→ WHAT IS EXPECTED
Your response should consist of the lines below, printed exactly.

→ STORED DATA
== Segment start ==

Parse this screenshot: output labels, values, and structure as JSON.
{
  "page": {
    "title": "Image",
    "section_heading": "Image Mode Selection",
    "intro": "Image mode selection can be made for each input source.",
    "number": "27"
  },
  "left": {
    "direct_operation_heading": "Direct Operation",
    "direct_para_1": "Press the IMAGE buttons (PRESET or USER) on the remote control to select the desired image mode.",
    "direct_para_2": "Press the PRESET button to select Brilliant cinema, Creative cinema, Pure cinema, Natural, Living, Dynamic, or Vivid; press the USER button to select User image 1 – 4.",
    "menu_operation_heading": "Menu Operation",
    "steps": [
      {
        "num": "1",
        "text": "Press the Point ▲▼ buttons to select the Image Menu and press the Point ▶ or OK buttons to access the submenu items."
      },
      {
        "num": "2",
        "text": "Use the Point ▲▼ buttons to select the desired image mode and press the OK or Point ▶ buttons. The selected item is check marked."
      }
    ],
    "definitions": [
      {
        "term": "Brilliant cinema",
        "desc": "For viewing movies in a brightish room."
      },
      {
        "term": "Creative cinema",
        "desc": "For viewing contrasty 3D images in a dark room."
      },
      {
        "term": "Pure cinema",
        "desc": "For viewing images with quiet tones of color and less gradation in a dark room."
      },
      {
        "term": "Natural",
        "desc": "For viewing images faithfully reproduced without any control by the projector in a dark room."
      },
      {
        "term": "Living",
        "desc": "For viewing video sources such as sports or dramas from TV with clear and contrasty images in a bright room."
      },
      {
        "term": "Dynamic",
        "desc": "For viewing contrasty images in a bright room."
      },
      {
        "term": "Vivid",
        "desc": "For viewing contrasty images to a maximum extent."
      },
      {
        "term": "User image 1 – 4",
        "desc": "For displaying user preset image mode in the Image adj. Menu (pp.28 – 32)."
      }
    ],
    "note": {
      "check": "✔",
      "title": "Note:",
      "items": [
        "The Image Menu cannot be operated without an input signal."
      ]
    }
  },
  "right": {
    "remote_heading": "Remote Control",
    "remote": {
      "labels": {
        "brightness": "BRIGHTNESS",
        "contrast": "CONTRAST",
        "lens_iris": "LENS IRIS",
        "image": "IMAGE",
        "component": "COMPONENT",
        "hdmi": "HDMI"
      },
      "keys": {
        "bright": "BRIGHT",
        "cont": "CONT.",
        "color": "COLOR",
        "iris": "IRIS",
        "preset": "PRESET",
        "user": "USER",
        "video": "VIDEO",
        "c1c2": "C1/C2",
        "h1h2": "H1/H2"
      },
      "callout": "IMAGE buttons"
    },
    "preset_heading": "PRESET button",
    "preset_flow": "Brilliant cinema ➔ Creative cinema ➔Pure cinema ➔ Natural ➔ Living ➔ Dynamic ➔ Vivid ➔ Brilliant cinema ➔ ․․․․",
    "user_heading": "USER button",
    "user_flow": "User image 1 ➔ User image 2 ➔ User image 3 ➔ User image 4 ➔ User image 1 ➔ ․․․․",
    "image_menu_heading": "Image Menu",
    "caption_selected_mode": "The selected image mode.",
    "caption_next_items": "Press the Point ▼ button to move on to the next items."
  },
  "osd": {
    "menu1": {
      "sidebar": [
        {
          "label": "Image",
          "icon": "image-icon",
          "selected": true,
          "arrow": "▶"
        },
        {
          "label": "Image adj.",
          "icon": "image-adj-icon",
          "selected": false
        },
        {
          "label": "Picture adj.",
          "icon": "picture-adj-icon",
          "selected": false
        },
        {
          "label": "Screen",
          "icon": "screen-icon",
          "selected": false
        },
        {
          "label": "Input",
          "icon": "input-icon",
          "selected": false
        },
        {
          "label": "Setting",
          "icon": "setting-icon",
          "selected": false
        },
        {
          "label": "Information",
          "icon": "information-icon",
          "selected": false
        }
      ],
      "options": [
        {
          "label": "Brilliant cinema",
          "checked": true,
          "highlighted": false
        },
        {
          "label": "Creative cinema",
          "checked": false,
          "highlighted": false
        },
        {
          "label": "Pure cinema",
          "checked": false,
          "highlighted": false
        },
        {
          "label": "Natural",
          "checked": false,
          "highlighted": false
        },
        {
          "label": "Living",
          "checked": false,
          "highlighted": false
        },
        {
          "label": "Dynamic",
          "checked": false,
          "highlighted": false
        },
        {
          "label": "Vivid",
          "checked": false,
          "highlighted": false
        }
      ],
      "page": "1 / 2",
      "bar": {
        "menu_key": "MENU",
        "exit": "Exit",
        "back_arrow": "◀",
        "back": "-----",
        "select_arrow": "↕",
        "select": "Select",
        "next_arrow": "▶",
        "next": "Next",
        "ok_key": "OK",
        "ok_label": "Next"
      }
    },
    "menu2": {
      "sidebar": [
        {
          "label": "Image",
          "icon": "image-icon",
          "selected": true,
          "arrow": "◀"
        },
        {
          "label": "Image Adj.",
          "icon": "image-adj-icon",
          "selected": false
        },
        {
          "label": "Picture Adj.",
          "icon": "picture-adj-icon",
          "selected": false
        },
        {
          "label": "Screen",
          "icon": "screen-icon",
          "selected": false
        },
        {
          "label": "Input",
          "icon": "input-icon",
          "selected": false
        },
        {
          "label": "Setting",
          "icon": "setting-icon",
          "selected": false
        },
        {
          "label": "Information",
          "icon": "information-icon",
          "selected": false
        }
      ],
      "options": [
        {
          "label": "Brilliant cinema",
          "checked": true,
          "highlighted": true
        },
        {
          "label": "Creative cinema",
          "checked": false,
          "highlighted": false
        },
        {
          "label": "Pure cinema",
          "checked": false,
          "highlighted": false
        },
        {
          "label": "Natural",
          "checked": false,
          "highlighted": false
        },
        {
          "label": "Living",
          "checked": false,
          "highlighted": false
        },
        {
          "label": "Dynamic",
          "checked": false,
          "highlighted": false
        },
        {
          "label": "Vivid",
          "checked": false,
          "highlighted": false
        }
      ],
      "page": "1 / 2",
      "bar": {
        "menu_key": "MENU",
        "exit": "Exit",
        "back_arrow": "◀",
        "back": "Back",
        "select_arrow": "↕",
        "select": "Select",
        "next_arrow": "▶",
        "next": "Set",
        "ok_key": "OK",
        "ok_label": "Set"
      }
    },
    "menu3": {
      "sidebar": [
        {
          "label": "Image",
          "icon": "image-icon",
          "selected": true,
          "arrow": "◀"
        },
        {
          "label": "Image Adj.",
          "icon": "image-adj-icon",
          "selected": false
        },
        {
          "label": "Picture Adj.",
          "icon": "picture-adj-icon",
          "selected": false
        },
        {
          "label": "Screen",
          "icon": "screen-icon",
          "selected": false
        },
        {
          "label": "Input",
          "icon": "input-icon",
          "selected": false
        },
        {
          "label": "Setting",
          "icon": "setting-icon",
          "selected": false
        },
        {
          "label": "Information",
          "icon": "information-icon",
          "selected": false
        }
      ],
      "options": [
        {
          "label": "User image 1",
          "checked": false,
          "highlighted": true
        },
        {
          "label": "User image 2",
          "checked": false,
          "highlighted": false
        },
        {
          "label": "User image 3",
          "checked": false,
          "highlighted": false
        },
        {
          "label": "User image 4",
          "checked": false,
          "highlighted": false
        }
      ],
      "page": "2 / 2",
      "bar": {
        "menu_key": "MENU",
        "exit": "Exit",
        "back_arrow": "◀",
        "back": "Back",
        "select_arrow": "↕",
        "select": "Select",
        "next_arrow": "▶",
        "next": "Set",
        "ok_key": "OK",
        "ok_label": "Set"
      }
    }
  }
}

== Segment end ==

→ ANSWER SECTION
Parse this screenshot: output labels, values, and structure as JSON.
{
  "page": {
    "title": "Image",
    "section_heading": "Image Mode Selection",
    "intro": "Image mode selection can be made for each input source.",
    "number": "27"
  },
  "left": {
    "direct_operation_heading": "Direct Operation",
    "direct_para_1": "Press the IMAGE buttons (PRESET or USER) on the remote control to select the desired image mode.",
    "direct_para_2": "Press the PRESET button to select Brilliant cinema, Creative cinema, Pure cinema, Natural, Living, Dynamic, or Vivid; press the USER button to select User image 1 – 4.",
    "menu_operation_heading": "Menu Operation",
    "steps": [
      {
        "num": "1",
        "text": "Press the Point ▲▼ buttons to select the Image Menu and press the Point ▶ or OK buttons to access the submenu items."
      },
      {
        "num": "2",
        "text": "Use the Point ▲▼ buttons to select the desired image mode and press the OK or Point ▶ buttons. The selected item is check marked."
      }
    ],
    "definitions": [
      {
        "term": "Brilliant cinema",
        "desc": "For viewing movies in a brightish room."
      },
      {
        "term": "Creative cinema",
        "desc": "For viewing contrasty 3D images in a dark room."
      },
      {
        "term": "Pure cinema",
        "desc": "For viewing images with quiet tones of color and less gradation in a dark room."
      },
      {
        "term": "Natural",
        "desc": "For viewing images faithfully reproduced without any control by the projector in a dark room."
      },
      {
        "term": "Living",
        "desc": "For viewing video sources such as sports or dramas from TV with clear and contrasty images in a bright room."
      },
      {
        "term": "Dynamic",
        "desc": "For viewing contrasty images in a bright room."
      },
      {
        "term": "Vivid",
        "desc": "For viewing contrasty images to a maximum extent."
      },
      {
        "term": "User image 1 – 4",
        "desc": "For displaying user preset image mode in the Image adj. Menu (pp.28 – 32)."
      }
    ],
    "note": {
      "check": "✔",
      "title": "Note:",
      "items": [
        "The Image Menu cannot be operated without an input signal."
      ]
    }
  },
  "right": {
    "remote_heading": "Remote Control",
    "remote": {
      "labels": {
        "brightness": "BRIGHTNESS",
        "contrast": "CONTRAST",
        "lens_iris": "LENS IRIS",
        "image": "IMAGE",
        "component": "COMPONENT",
        "hdmi": "HDMI"
      },
      "keys": {
        "bright": "BRIGHT",
        "cont": "CONT.",
        "color": "COLOR",
        "iris": "IRIS",
        "preset": "PRESET",
        "user": "USER",
        "video": "VIDEO",
        "c1c2": "C1/C2",
        "h1h2": "H1/H2"
      },
      "callout": "IMAGE buttons"
    },
    "preset_heading": "PRESET button",
    "preset_flow": "Brilliant cinema ➔ Creative cinema ➔Pure cinema ➔ Natural ➔ Living ➔ Dynamic ➔ Vivid ➔ Brilliant cinema ➔ ․․․․",
    "user_heading": "USER button",
    "user_flow": "User image 1 ➔ User image 2 ➔ User image 3 ➔ User image 4 ➔ User image 1 ➔ ․․․․",
    "image_menu_heading": "Image Menu",
    "caption_selected_mode": "The selected image mode.",
    "caption_next_items": "Press the Point ▼ button to move on to the next items."
  },
  "osd": {
    "menu1": {
      "sidebar": [
        {
          "label": "Image",
          "icon": "image-icon",
          "selected": true,
          "arrow": "▶"
        },
        {
          "label": "Image adj.",
          "icon": "image-adj-icon",
          "selected": false
        },
        {
          "label": "Picture adj.",
          "icon": "picture-adj-icon",
          "selected": false
        },
        {
          "label": "Screen",
          "icon": "screen-icon",
          "selected": false
        },
        {
          "label": "Input",
          "icon": "input-icon",
          "selected": false
        },
        {
          "label": "Setting",
          "icon": "setting-icon",
          "selected": false
        },
        {
          "label": "Information",
          "icon": "information-icon",
          "selected": false
        }
      ],
      "options": [
        {
          "label": "Brilliant cinema",
          "checked": true,
          "highlighted": false
        },
        {
          "label": "Creative cinema",
          "checked": false,
          "highlighted": false
        },
        {
          "label": "Pure cinema",
          "checked": false,
          "highlighted": false
        },
        {
          "label": "Natural",
          "checked": false,
          "highlighted": false
        },
        {
          "label": "Living",
          "checked": false,
          "highlighted": false
        },
        {
          "label": "Dynamic",
          "checked": false,
          "highlighted": false
        },
        {
          "label": "Vivid",
          "checked": false,
          "highlighted": false
        }
      ],
      "page": "1 / 2",
      "bar": {
        "menu_key": "MENU",
        "exit": "Exit",
        "back_arrow": "◀",
        "back": "-----",
        "select_arrow": "↕",
        "select": "Select",
        "next_arrow": "▶",
        "next": "Next",
        "ok_key": "OK",
        "ok_label": "Next"
      }
    },
    "menu2": {
      "sidebar": [
        {
          "label": "Image",
          "icon": "image-icon",
          "selected": true,
          "arrow": "◀"
        },
        {
          "label": "Image Adj.",
          "icon": "image-adj-icon",
          "selected": false
        },
        {
          "label": "Picture Adj.",
          "icon": "picture-adj-icon",
          "selected": false
        },
        {
          "label": "Screen",
          "icon": "screen-icon",
          "selected": false
        },
        {
          "label": "Input",
          "icon": "input-icon",
          "selected": false
        },
        {
          "label": "Setting",
          "icon": "setting-icon",
          "selected": false
        },
        {
          "label": "Information",
          "icon": "information-icon",
          "selected": false
        }
      ],
      "options": [
        {
          "label": "Brilliant cinema",
          "checked": true,
          "highlighted": true
        },
        {
          "label": "Creative cinema",
          "checked": false,
          "highlighted": false
        },
        {
          "label": "Pure cinema",
          "checked": false,
          "highlighted": false
        },
        {
          "label": "Natural",
          "checked": false,
          "highlighted": false
        },
        {
          "label": "Living",
          "checked": false,
          "highlighted": false
        },
        {
          "label": "Dynamic",
          "checked": false,
          "highlighted": false
        },
        {
          "label": "Vivid",
          "checked": false,
          "highlighted": false
        }
      ],
      "page": "1 / 2",
      "bar": {
        "menu_key": "MENU",
        "exit": "Exit",
        "back_arrow": "◀",
        "back": "Back",
        "select_arrow": "↕",
        "select": "Select",
        "next_arrow": "▶",
        "next": "Set",
        "ok_key": "OK",
        "ok_label": "Set"
      }
    },
    "menu3": {
      "sidebar": [
        {
          "label": "Image",
          "icon": "image-icon",
          "selected": true,
          "arrow": "◀"
        },
        {
          "label": "Image Adj.",
          "icon": "image-adj-icon",
          "selected": false
        },
        {
          "label": "Picture Adj.",
          "icon": "picture-adj-icon",
          "selected": false
        },
        {
          "label": "Screen",
          "icon": "screen-icon",
          "selected": false
        },
        {
          "label": "Input",
          "icon": "input-icon",
          "selected": false
        },
        {
          "label": "Setting",
          "icon": "setting-icon",
          "selected": false
        },
        {
          "label": "Information",
          "icon": "information-icon",
          "selected": false
        }
      ],
      "options": [
        {
          "label": "User image 1",
          "checked": false,
          "highlighted": true
        },
        {
          "label": "User image 2",
          "checked": false,
          "highlighted": false
        },
        {
          "label": "User image 3",
          "checked": false,
          "highlighted": false
        },
        {
          "label": "User image 4",
          "checked": false,
          "highlighted": false
        }
      ],
      "page": "2 / 2",
      "bar": {
        "menu_key": "MENU",
        "exit": "Exit",
        "back_arrow": "◀",
        "back": "Back",
        "select_arrow": "↕",
        "select": "Select",
        "next_arrow": "▶",
        "next": "Set",
        "ok_key": "OK",
        "ok_label": "Set"
      }
    }
  }
}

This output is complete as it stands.